In our own region of Southern California, Thurgood Marshall had impact on Mendez v. Westminster concerning the desegregation of Westminster School District in Orange County for Mexican American children. Without the Mendez case in the 9th circuit, Brown v. Board may never have been argued, or decided, until a decade or later. However, Marshall had no involvement with the case at the trial level. When the case was before the United States Court of Appeals for the 9th Circuit, the NAACP, the ACLU, and other organizations submitted friends of the court briefs. Marshall at that time was the lead attorney for the NAACP. He undoubtedly approved the NAACP brief and likely played a major role in its drafting. Mendez was also cited in the briefs filed in the five cases that produced the 1954 Brown v Board of Education decision. Instead, it laid the groundwork for the Brown appeals.
In 1965 President Lyndon Johnson appointed Judge Marshall to the office of U.S. Solicitor General. Before his subsequent nomination to the United States Supreme Court in 1967, Thurgood Marshall won 14 of the 19 cases on behalf of the government. Until his retirement, Justice Marshall established a record for supporting the voiceless American. He developed a profound sensitivity to injustice by way of the crucible of racial discrimination in this country.
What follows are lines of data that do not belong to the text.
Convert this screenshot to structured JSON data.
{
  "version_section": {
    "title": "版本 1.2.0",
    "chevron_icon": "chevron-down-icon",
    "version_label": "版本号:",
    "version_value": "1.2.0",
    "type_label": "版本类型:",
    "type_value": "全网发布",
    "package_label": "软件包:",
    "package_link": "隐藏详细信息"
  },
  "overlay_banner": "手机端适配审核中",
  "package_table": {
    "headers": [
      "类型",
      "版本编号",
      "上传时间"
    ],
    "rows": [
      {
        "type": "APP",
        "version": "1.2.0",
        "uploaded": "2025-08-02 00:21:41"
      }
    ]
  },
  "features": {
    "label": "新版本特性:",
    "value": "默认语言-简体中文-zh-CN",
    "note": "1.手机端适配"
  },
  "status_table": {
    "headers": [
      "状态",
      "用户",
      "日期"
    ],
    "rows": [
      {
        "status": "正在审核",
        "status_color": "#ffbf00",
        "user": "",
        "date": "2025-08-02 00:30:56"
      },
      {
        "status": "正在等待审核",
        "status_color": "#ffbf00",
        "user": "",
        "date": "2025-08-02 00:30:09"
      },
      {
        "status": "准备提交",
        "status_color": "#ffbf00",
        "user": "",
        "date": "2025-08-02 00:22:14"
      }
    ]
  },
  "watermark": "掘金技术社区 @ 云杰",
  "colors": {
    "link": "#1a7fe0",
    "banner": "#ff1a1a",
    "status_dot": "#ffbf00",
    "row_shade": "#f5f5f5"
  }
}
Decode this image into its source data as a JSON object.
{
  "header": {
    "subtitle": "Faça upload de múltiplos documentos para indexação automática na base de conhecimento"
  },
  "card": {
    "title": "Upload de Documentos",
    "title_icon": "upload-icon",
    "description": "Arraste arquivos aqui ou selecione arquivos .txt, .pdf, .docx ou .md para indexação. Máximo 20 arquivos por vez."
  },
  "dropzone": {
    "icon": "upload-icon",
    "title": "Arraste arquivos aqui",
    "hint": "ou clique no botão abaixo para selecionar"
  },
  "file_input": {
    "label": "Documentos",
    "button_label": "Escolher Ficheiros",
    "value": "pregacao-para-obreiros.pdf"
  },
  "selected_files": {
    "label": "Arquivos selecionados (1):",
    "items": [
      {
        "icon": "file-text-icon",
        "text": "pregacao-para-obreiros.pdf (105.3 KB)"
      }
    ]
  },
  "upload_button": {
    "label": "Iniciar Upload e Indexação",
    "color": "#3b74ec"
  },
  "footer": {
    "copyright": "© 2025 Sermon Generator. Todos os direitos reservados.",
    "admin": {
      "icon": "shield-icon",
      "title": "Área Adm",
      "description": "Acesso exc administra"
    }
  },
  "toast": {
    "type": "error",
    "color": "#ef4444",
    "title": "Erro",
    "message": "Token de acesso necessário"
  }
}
As an Associate Supreme Court Justice, Thurgood Marshall left a legacy that expands that early sensitivity to include all of America's voiceless. Justice Marshall died on January 24, 1993. The first official visit to our college by a member of the Marshall family was in May 2011 when Thurgood Marshall’s son, John Marshall gave a keynote address at the annual Scholar and Citizen Reception.